● **INSTRUCTIONS TO FOLLOW**:
Write the records out again in full, word for word.

● **DATA SUPPLIED**:
=======

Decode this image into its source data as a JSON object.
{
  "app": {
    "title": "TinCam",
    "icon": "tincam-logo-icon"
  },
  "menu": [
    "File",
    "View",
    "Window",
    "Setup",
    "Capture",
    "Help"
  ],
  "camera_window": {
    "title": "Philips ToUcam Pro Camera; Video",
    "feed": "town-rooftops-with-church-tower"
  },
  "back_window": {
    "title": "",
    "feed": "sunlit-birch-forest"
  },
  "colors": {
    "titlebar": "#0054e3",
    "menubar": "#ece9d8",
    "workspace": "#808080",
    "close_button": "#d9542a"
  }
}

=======

● **EXPECTED ANSWER**:
Decode this image into its source data as a JSON object.
{
  "app": {
    "title": "TinCam",
    "icon": "tincam-logo-icon"
  },
  "menu": [
    "File",
    "View",
    "Window",
    "Setup",
    "Capture",
    "Help"
  ],
  "camera_window": {
    "title": "Philips ToUcam Pro Camera; Video",
    "feed": "town-rooftops-with-church-tower"
  },
  "back_window": {
    "title": "",
    "feed": "sunlit-birch-forest"
  },
  "colors": {
    "titlebar": "#0054e3",
    "menubar": "#ece9d8",
    "workspace": "#808080",
    "close_button": "#d9542a"
  }
}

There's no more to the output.